> **WORK ITEM**
Please restate the records below verbatim, omitting every image they hold.

> **RECORDED DATA**
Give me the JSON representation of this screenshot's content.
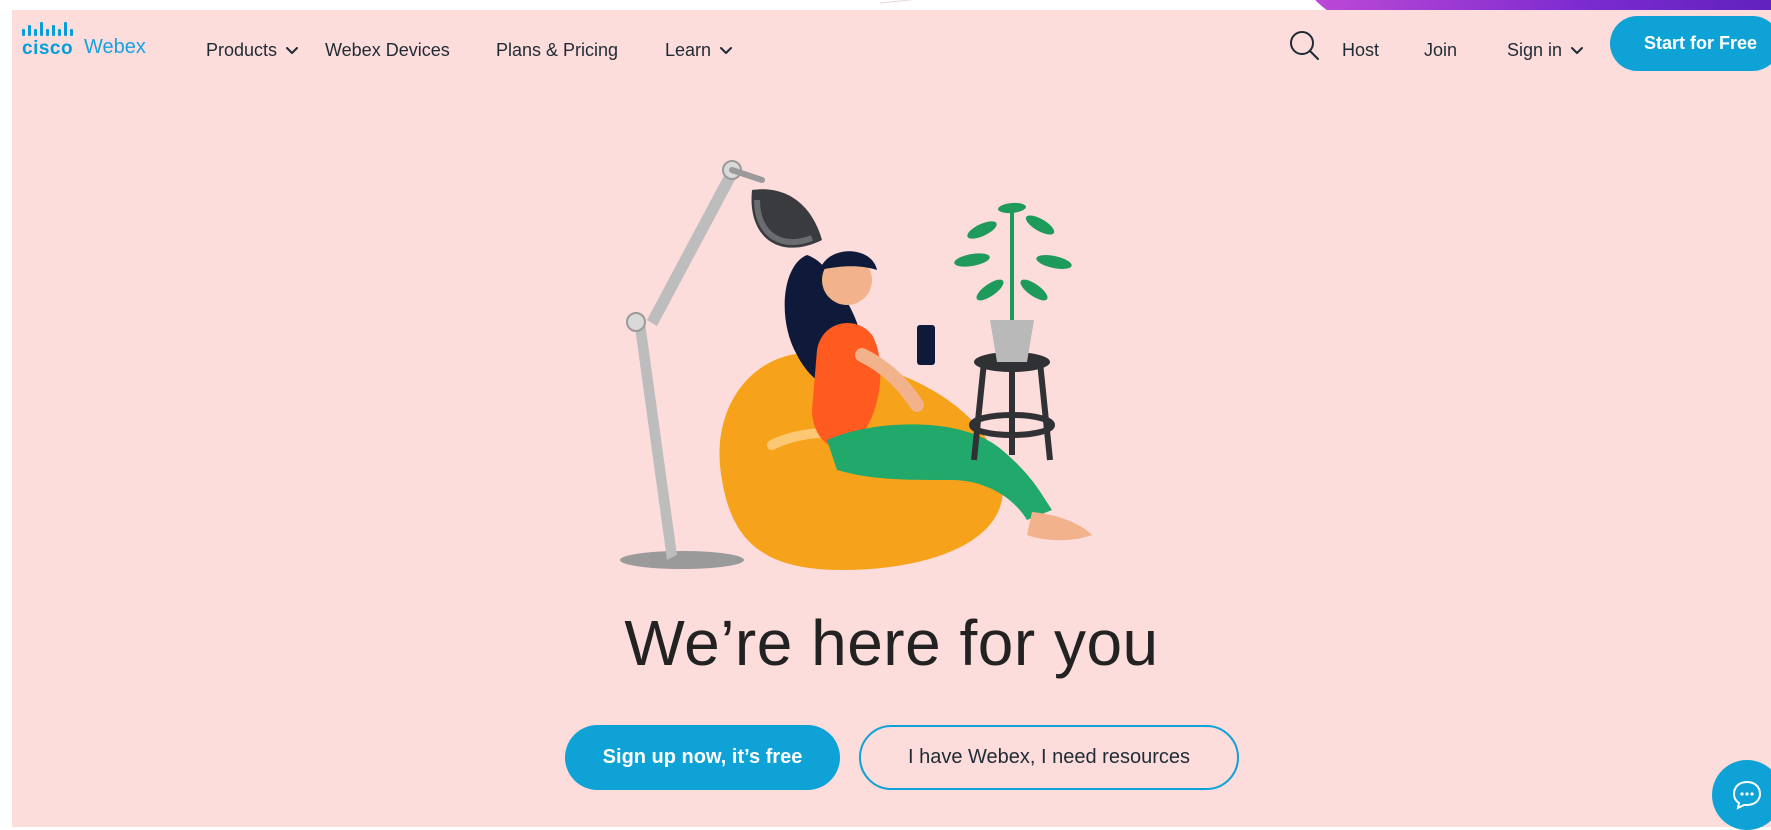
{
  "brand": {
    "cisco_text": "cisco",
    "product_text": "Webex",
    "accent_color": "#0ea2d6",
    "background_color": "#fddcdc"
  },
  "nav": {
    "items": [
      {
        "label": "Products",
        "has_dropdown": true
      },
      {
        "label": "Webex Devices",
        "has_dropdown": false
      },
      {
        "label": "Plans & Pricing",
        "has_dropdown": false
      },
      {
        "label": "Learn",
        "has_dropdown": true
      }
    ],
    "right": {
      "search_icon": "search-icon",
      "host": "Host",
      "join": "Join",
      "sign_in": "Sign in",
      "start_free": "Start for Free"
    }
  },
  "hero": {
    "headline": "We’re here for you",
    "primary_cta": "Sign up now, it’s free",
    "secondary_cta": "I have Webex, I need resources"
  },
  "widgets": {
    "chat_icon": "chat-icon"
  }
}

> **YOUR RESPONSE**
Give me the JSON representation of this screenshot's content.
{
  "brand": {
    "cisco_text": "cisco",
    "product_text": "Webex",
    "accent_color": "#0ea2d6",
    "background_color": "#fddcdc"
  },
  "nav": {
    "items": [
      {
        "label": "Products",
        "has_dropdown": true
      },
      {
        "label": "Webex Devices",
        "has_dropdown": false
      },
      {
        "label": "Plans & Pricing",
        "has_dropdown": false
      },
      {
        "label": "Learn",
        "has_dropdown": true
      }
    ],
    "right": {
      "search_icon": "search-icon",
      "host": "Host",
      "join": "Join",
      "sign_in": "Sign in",
      "start_free": "Start for Free"
    }
  },
  "hero": {
    "headline": "We’re here for you",
    "primary_cta": "Sign up now, it’s free",
    "secondary_cta": "I have Webex, I need resources"
  },
  "widgets": {
    "chat_icon": "chat-icon"
  }
}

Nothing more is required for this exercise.